[Provided records — start]
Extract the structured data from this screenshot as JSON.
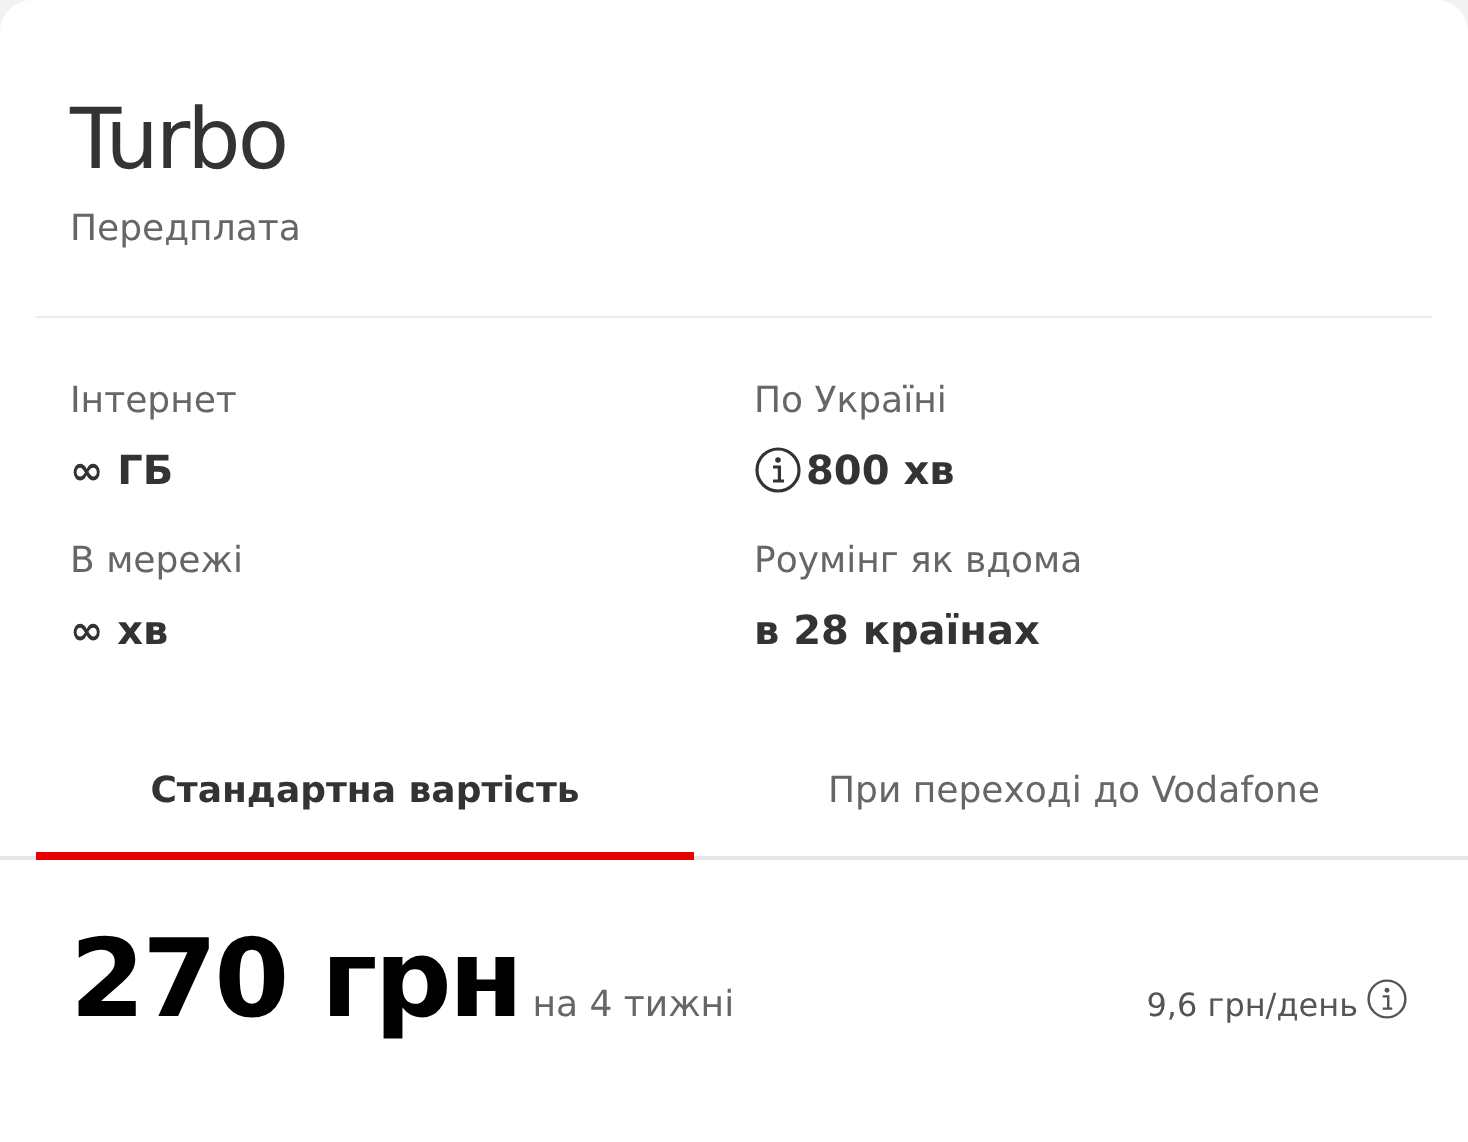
{
  "plan": {
    "title": "Turbo",
    "subtitle": "Передплата"
  },
  "features": [
    {
      "label": "Інтернет",
      "value": "∞ ГБ",
      "info": false
    },
    {
      "label": "По Україні",
      "value": "800 хв",
      "info": true
    },
    {
      "label": "В мережі",
      "value": "∞ хв",
      "info": false
    },
    {
      "label": "Роумінг як вдома",
      "value": "в 28 країнах",
      "info": false
    }
  ],
  "tabs": [
    {
      "label": "Стандартна вартість",
      "selected": true
    },
    {
      "label": "При переході до Vodafone",
      "selected": false
    }
  ],
  "price": {
    "amount": "270 грн",
    "period": "на 4 тижні",
    "per_day": "9,6 грн/день"
  }
}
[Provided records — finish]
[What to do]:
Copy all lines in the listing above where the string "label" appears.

[Response to the task]:
      "label": "Інтернет",
      "label": "По Україні",
      "label": "В мережі",
      "label": "Роумінг як вдома",
      "label": "Стандартна вартість",
      "label": "При переході до Vodafone",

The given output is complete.